▶ **Problem to work on**
Word for word, repeat each of the records below.

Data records
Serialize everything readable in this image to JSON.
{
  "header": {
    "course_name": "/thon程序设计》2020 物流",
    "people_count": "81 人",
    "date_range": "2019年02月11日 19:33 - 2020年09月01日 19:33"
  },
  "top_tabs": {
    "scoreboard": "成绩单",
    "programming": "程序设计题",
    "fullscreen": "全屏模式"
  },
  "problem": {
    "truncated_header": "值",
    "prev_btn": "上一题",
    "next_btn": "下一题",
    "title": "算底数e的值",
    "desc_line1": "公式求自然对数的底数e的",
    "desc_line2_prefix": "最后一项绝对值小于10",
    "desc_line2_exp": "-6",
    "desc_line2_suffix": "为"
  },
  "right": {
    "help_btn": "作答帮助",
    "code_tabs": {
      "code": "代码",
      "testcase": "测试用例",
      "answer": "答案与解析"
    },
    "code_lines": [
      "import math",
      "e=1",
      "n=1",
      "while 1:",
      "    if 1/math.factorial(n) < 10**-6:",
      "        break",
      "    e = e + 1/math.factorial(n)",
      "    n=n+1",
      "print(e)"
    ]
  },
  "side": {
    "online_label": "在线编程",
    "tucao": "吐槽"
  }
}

▶ **Reply to the task**
Serialize everything readable in this image to JSON.
{
  "header": {
    "course_name": "/thon程序设计》2020 物流",
    "people_count": "81 人",
    "date_range": "2019年02月11日 19:33 - 2020年09月01日 19:33"
  },
  "top_tabs": {
    "scoreboard": "成绩单",
    "programming": "程序设计题",
    "fullscreen": "全屏模式"
  },
  "problem": {
    "truncated_header": "值",
    "prev_btn": "上一题",
    "next_btn": "下一题",
    "title": "算底数e的值",
    "desc_line1": "公式求自然对数的底数e的",
    "desc_line2_prefix": "最后一项绝对值小于10",
    "desc_line2_exp": "-6",
    "desc_line2_suffix": "为"
  },
  "right": {
    "help_btn": "作答帮助",
    "code_tabs": {
      "code": "代码",
      "testcase": "测试用例",
      "answer": "答案与解析"
    },
    "code_lines": [
      "import math",
      "e=1",
      "n=1",
      "while 1:",
      "    if 1/math.factorial(n) < 10**-6:",
      "        break",
      "    e = e + 1/math.factorial(n)",
      "    n=n+1",
      "print(e)"
    ]
  },
  "side": {
    "online_label": "在线编程",
    "tucao": "吐槽"
  }
}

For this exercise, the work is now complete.